• **WHAT IS REQUIRED**
The whole listing below must be repeated exactly.

---- RECORDS FOR THIS EXERCISE

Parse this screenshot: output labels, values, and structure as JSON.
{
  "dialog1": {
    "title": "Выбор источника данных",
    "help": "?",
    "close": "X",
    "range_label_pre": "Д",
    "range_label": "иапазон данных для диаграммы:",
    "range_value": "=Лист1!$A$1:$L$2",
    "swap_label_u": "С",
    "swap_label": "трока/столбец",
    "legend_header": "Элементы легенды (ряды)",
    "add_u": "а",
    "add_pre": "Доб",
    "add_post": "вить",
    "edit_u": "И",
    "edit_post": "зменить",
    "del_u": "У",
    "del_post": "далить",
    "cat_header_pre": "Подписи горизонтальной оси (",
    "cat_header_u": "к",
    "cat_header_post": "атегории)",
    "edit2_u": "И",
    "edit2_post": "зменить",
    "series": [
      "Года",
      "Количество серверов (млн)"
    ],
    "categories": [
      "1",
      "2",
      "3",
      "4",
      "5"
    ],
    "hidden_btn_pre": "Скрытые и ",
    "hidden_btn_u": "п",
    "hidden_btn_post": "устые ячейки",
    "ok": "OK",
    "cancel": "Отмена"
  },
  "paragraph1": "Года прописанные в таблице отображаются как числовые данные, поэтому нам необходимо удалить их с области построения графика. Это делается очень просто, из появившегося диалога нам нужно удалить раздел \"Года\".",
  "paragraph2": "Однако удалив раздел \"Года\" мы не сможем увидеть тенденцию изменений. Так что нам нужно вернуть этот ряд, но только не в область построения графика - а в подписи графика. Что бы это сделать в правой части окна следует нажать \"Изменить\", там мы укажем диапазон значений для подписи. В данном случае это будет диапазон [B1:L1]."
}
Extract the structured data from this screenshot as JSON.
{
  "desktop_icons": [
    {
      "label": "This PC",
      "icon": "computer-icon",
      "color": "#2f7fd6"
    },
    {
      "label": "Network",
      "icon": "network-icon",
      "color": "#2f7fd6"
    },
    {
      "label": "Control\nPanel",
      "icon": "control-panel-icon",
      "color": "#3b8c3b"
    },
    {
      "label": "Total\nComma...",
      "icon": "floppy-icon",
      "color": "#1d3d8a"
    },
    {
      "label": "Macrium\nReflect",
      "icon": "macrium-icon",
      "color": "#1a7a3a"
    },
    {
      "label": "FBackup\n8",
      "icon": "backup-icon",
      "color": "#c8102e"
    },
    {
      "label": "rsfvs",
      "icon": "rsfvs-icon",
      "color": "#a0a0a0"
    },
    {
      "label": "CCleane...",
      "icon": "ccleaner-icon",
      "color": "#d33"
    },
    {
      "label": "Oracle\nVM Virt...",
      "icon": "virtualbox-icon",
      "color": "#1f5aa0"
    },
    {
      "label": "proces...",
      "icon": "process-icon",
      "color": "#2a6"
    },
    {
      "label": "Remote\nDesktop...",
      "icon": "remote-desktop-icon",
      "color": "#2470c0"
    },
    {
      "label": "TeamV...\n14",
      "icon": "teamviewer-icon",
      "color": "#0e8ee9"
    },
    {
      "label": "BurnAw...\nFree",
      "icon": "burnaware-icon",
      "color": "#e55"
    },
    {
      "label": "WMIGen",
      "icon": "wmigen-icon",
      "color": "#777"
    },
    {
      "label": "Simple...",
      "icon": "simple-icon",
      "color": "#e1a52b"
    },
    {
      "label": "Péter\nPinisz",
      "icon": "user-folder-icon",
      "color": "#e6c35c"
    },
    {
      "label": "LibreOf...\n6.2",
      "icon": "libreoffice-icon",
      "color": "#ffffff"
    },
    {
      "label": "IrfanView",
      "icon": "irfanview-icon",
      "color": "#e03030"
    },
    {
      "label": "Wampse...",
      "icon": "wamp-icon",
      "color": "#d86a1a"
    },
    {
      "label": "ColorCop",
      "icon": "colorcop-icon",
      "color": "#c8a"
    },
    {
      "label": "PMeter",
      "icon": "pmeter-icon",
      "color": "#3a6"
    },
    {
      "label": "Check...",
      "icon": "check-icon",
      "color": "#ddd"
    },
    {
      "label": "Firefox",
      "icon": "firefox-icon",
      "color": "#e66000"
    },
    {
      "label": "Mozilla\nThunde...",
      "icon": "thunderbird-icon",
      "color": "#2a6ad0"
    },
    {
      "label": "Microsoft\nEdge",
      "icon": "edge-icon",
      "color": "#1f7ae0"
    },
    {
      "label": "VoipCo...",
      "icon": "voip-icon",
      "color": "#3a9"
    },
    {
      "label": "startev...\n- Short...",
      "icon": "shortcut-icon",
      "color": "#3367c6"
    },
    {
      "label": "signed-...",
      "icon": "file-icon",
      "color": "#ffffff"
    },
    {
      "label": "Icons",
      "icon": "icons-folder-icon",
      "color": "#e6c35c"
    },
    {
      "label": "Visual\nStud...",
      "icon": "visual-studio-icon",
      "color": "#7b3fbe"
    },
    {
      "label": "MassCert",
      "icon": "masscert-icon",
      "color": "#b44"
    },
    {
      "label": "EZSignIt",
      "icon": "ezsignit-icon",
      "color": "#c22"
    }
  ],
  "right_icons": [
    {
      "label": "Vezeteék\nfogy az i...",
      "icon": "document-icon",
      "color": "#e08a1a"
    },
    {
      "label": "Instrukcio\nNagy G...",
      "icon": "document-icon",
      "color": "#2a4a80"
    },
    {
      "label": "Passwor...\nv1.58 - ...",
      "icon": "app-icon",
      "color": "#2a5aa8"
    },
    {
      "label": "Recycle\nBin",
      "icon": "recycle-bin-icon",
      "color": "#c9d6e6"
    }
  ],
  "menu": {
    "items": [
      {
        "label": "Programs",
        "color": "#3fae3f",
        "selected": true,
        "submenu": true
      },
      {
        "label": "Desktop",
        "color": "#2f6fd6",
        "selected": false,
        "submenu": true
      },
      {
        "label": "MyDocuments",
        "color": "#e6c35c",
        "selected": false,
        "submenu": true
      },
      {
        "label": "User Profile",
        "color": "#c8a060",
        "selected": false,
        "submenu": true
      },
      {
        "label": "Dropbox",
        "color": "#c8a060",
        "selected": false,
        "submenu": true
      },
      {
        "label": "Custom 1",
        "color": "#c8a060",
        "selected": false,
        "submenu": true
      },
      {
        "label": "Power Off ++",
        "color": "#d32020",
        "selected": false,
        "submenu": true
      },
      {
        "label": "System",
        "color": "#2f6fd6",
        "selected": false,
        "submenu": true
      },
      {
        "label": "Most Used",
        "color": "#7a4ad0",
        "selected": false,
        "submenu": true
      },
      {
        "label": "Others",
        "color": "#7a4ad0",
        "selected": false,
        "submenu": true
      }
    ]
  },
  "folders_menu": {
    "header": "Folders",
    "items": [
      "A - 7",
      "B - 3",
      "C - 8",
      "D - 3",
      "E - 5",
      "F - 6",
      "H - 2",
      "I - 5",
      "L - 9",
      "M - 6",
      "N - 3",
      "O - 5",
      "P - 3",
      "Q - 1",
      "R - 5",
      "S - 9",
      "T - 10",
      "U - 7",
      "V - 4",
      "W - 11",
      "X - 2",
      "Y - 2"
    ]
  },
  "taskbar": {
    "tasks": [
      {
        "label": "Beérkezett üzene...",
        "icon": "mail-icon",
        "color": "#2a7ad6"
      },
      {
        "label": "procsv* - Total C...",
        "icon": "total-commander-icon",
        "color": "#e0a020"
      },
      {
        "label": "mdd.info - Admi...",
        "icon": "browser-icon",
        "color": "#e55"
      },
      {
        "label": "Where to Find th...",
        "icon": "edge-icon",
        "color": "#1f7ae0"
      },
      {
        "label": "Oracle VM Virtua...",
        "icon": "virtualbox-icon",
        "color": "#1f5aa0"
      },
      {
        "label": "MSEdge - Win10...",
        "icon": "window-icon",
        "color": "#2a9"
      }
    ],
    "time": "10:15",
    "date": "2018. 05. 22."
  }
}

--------

• **ANSWER SPACE**
Parse this screenshot: output labels, values, and structure as JSON.
{
  "dialog1": {
    "title": "Выбор источника данных",
    "help": "?",
    "close": "X",
    "range_label_pre": "Д",
    "range_label": "иапазон данных для диаграммы:",
    "range_value": "=Лист1!$A$1:$L$2",
    "swap_label_u": "С",
    "swap_label": "трока/столбец",
    "legend_header": "Элементы легенды (ряды)",
    "add_u": "а",
    "add_pre": "Доб",
    "add_post": "вить",
    "edit_u": "И",
    "edit_post": "зменить",
    "del_u": "У",
    "del_post": "далить",
    "cat_header_pre": "Подписи горизонтальной оси (",
    "cat_header_u": "к",
    "cat_header_post": "атегории)",
    "edit2_u": "И",
    "edit2_post": "зменить",
    "series": [
      "Года",
      "Количество серверов (млн)"
    ],
    "categories": [
      "1",
      "2",
      "3",
      "4",
      "5"
    ],
    "hidden_btn_pre": "Скрытые и ",
    "hidden_btn_u": "п",
    "hidden_btn_post": "устые ячейки",
    "ok": "OK",
    "cancel": "Отмена"
  },
  "paragraph1": "Года прописанные в таблице отображаются как числовые данные, поэтому нам необходимо удалить их с области построения графика. Это делается очень просто, из появившегося диалога нам нужно удалить раздел \"Года\".",
  "paragraph2": "Однако удалив раздел \"Года\" мы не сможем увидеть тенденцию изменений. Так что нам нужно вернуть этот ряд, но только не в область построения графика - а в подписи графика. Что бы это сделать в правой части окна следует нажать \"Изменить\", там мы укажем диапазон значений для подписи. В данном случае это будет диапазон [B1:L1]."
}
Extract the structured data from this screenshot as JSON.
{
  "desktop_icons": [
    {
      "label": "This PC",
      "icon": "computer-icon",
      "color": "#2f7fd6"
    },
    {
      "label": "Network",
      "icon": "network-icon",
      "color": "#2f7fd6"
    },
    {
      "label": "Control\nPanel",
      "icon": "control-panel-icon",
      "color": "#3b8c3b"
    },
    {
      "label": "Total\nComma...",
      "icon": "floppy-icon",
      "color": "#1d3d8a"
    },
    {
      "label": "Macrium\nReflect",
      "icon": "macrium-icon",
      "color": "#1a7a3a"
    },
    {
      "label": "FBackup\n8",
      "icon": "backup-icon",
      "color": "#c8102e"
    },
    {
      "label": "rsfvs",
      "icon": "rsfvs-icon",
      "color": "#a0a0a0"
    },
    {
      "label": "CCleane...",
      "icon": "ccleaner-icon",
      "color": "#d33"
    },
    {
      "label": "Oracle\nVM Virt...",
      "icon": "virtualbox-icon",
      "color": "#1f5aa0"
    },
    {
      "label": "proces...",
      "icon": "process-icon",
      "color": "#2a6"
    },
    {
      "label": "Remote\nDesktop...",
      "icon": "remote-desktop-icon",
      "color": "#2470c0"
    },
    {
      "label": "TeamV...\n14",
      "icon": "teamviewer-icon",
      "color": "#0e8ee9"
    },
    {
      "label": "BurnAw...\nFree",
      "icon": "burnaware-icon",
      "color": "#e55"
    },
    {
      "label": "WMIGen",
      "icon": "wmigen-icon",
      "color": "#777"
    },
    {
      "label": "Simple...",
      "icon": "simple-icon",
      "color": "#e1a52b"
    },
    {
      "label": "Péter\nPinisz",
      "icon": "user-folder-icon",
      "color": "#e6c35c"
    },
    {
      "label": "LibreOf...\n6.2",
      "icon": "libreoffice-icon",
      "color": "#ffffff"
    },
    {
      "label": "IrfanView",
      "icon": "irfanview-icon",
      "color": "#e03030"
    },
    {
      "label": "Wampse...",
      "icon": "wamp-icon",
      "color": "#d86a1a"
    },
    {
      "label": "ColorCop",
      "icon": "colorcop-icon",
      "color": "#c8a"
    },
    {
      "label": "PMeter",
      "icon": "pmeter-icon",
      "color": "#3a6"
    },
    {
      "label": "Check...",
      "icon": "check-icon",
      "color": "#ddd"
    },
    {
      "label": "Firefox",
      "icon": "firefox-icon",
      "color": "#e66000"
    },
    {
      "label": "Mozilla\nThunde...",
      "icon": "thunderbird-icon",
      "color": "#2a6ad0"
    },
    {
      "label": "Microsoft\nEdge",
      "icon": "edge-icon",
      "color": "#1f7ae0"
    },
    {
      "label": "VoipCo...",
      "icon": "voip-icon",
      "color": "#3a9"
    },
    {
      "label": "startev...\n- Short...",
      "icon": "shortcut-icon",
      "color": "#3367c6"
    },
    {
      "label": "signed-...",
      "icon": "file-icon",
      "color": "#ffffff"
    },
    {
      "label": "Icons",
      "icon": "icons-folder-icon",
      "color": "#e6c35c"
    },
    {
      "label": "Visual\nStud...",
      "icon": "visual-studio-icon",
      "color": "#7b3fbe"
    },
    {
      "label": "MassCert",
      "icon": "masscert-icon",
      "color": "#b44"
    },
    {
      "label": "EZSignIt",
      "icon": "ezsignit-icon",
      "color": "#c22"
    }
  ],
  "right_icons": [
    {
      "label": "Vezeteék\nfogy az i...",
      "icon": "document-icon",
      "color": "#e08a1a"
    },
    {
      "label": "Instrukcio\nNagy G...",
      "icon": "document-icon",
      "color": "#2a4a80"
    },
    {
      "label": "Passwor...\nv1.58 - ...",
      "icon": "app-icon",
      "color": "#2a5aa8"
    },
    {
      "label": "Recycle\nBin",
      "icon": "recycle-bin-icon",
      "color": "#c9d6e6"
    }
  ],
  "menu": {
    "items": [
      {
        "label": "Programs",
        "color": "#3fae3f",
        "selected": true,
        "submenu": true
      },
      {
        "label": "Desktop",
        "color": "#2f6fd6",
        "selected": false,
        "submenu": true
      },
      {
        "label": "MyDocuments",
        "color": "#e6c35c",
        "selected": false,
        "submenu": true
      },
      {
        "label": "User Profile",
        "color": "#c8a060",
        "selected": false,
        "submenu": true
      },
      {
        "label": "Dropbox",
        "color": "#c8a060",
        "selected": false,
        "submenu": true
      },
      {
        "label": "Custom 1",
        "color": "#c8a060",
        "selected": false,
        "submenu": true
      },
      {
        "label": "Power Off ++",
        "color": "#d32020",
        "selected": false,
        "submenu": true
      },
      {
        "label": "System",
        "color": "#2f6fd6",
        "selected": false,
        "submenu": true
      },
      {
        "label": "Most Used",
        "color": "#7a4ad0",
        "selected": false,
        "submenu": true
      },
      {
        "label": "Others",
        "color": "#7a4ad0",
        "selected": false,
        "submenu": true
      }
    ]
  },
  "folders_menu": {
    "header": "Folders",
    "items": [
      "A - 7",
      "B - 3",
      "C - 8",
      "D - 3",
      "E - 5",
      "F - 6",
      "H - 2",
      "I - 5",
      "L - 9",
      "M - 6",
      "N - 3",
      "O - 5",
      "P - 3",
      "Q - 1",
      "R - 5",
      "S - 9",
      "T - 10",
      "U - 7",
      "V - 4",
      "W - 11",
      "X - 2",
      "Y - 2"
    ]
  },
  "taskbar": {
    "tasks": [
      {
        "label": "Beérkezett üzene...",
        "icon": "mail-icon",
        "color": "#2a7ad6"
      },
      {
        "label": "procsv* - Total C...",
        "icon": "total-commander-icon",
        "color": "#e0a020"
      },
      {
        "label": "mdd.info - Admi...",
        "icon": "browser-icon",
        "color": "#e55"
      },
      {
        "label": "Where to Find th...",
        "icon": "edge-icon",
        "color": "#1f7ae0"
      },
      {
        "label": "Oracle VM Virtua...",
        "icon": "virtualbox-icon",
        "color": "#1f5aa0"
      },
      {
        "label": "MSEdge - Win10...",
        "icon": "window-icon",
        "color": "#2a9"
      }
    ],
    "time": "10:15",
    "date": "2018. 05. 22."
  }
}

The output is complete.